Joseph Brand, a specialist in human rights law and a senior partner at the Washington-based firm Patton Boggs, which recently signed a deal to offer work placements for students, said the undergraduates are forward-thinking and will spearhead the country's advances in human rights. "In their first year, they study the UN Declaration of Human Rights," he said. "You don't even do this in the US." He said that the issues in the UAE are no different than those in the US or Europe, and that the country has "recognised the instruments to practice human rights and the importance of educating the population on human rights. It is very attuned to the issue".
"Everyone is very interested in this area," said Ahmed Al Awbthani, a law student. He added that the UAE is "doing well on human rights", citing the establishment of the labourers' court in the capital and the national human rights council. "[Human rights] is a very important element of our course, which is becoming more important over time," said the 22-year-old from Abu Dhabi, who graduates this summer. "It will be very useful when we get into the workplace."
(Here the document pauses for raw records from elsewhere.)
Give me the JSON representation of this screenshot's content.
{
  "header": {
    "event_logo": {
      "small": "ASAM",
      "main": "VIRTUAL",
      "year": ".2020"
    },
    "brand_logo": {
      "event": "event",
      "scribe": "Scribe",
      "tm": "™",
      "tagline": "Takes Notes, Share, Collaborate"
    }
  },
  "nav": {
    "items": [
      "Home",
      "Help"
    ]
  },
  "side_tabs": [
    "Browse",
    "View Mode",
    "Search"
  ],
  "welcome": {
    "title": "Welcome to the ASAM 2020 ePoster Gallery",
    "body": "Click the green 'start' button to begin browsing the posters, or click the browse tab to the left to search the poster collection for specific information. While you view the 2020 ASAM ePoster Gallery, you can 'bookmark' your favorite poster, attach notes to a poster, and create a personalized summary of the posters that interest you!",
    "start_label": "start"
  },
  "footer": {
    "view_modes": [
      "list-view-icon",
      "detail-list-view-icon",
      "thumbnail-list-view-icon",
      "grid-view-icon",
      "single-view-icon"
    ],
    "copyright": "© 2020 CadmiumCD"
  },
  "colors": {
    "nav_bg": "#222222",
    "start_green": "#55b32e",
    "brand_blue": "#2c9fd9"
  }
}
It is not just lawyers in non-governmental organisations [NGOs] or working for governments who can make a difference, said Mr Brand, who is based in Washington but has been consulting in the UAE for 40 years. It is vital, he said, that students going on to pursue specialities such as commercial law have a thorough grasp of the topic as they too can make a "big difference". "It is these students working for big corporations who must have a grasp of human rights as, ultimately, they're the ones on the ground making a difference, often more so than those people in NGOs and working for the government," he said. "If these companies can be involved in human rights, it is very useful."